While on a business trip in Texas last week, my daughter was given the option of having dinner at a Cajun restaurant. Sarah declined.

That showed Louisiana wisdom. How many Bayou State residents have ever been satisfied with “Cajun” food served outside our borders?

The happier reason that Sarah decided to forgo Cajun food in Texas was that her next stop would be home.

She knew that here the menu would include authentic Louisiana food. At this time of year that even means crawfish boiled with corn and potatoes.

“My trips home revolve around food and family,” Sarah said Saturday as she, her younger brother and I sat near the fireplace while Mary cut sausage as a prelude to the kitchen magic of making gumbo.

Soon the steaming pot’s aroma mixed with that of a chocolate cake in the oven. Together they wafted to the living room to bond with the faint smell of burning oak from the fireplace.

Indeed Sarah’s food and family comment provided a nice description of her trips back to Louisiana.

In fact, it applies to a lot of what is special about our state.

In Louisiana, family gatherings are usually spiced with meals that draw people closer, provoking stories, laughter and compliments for the cooks.

While some of the best food is prepared at home, Louisiana restaurants seldom disappoint.

Within minutes of Sarah’s flight touching down, we headed for a favorite New Orleans restaurant.

When we found it packed, we hopped effortlessly to another one, which we like almost as much. There a table for four awaited. Over food and wine we had a leisurely chance to catch up after months apart.

The next day’s fare not only included Mary’s great chicken and andouille gumbo for dinner, but also a late lunch at one of our old haunts, Louie’s on Chimes Street, where even the cooks join in the banter.

Sunday brought breakfast at a fine bakery and restaurant between Springfield and Ponchatoula. There lifelong friends, who are close enough to be considered family, joined us from Thibodaux.

Our friends’ soft Cajun accents always make me think of growing up on Bayou Lafourche where jambalaya and seafood provided meals that would forever spoil me.

Sunday afternoon Sarah’s grandfather served boiled crawfish atop a bed of newspapers, as Sarah got to break bread and crawfish tails with extended family.

That carried on a tradition of Sunday dinners at her grandparents’ home, just as Mary’s gumbo carried on our tradition of the family sitting around the table together almost every evening as we caught up with what had happened in each others’ day.

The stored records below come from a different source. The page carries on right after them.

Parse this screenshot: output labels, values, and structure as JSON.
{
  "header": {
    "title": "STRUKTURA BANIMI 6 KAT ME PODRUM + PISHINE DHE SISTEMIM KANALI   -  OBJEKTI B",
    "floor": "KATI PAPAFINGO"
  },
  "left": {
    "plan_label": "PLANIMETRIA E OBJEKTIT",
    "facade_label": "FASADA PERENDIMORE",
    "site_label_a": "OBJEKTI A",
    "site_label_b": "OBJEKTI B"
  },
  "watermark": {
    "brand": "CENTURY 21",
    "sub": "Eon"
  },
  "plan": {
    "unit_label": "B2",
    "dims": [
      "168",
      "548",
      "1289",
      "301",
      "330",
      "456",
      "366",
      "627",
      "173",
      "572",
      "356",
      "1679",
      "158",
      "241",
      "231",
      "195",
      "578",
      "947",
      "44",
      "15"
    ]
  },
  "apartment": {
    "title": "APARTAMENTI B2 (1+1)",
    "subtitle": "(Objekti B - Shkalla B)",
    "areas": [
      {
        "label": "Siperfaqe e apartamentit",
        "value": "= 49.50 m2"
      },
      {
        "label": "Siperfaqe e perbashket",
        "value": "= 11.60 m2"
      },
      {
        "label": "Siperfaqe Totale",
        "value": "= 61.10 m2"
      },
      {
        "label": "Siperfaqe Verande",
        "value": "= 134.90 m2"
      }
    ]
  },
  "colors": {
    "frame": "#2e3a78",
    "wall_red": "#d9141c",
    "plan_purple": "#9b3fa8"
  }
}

As always, Sarah’s visit would be too short, but filled with food and the warmth of family.

Email Bob Anderson at banderson@theadvocate.com.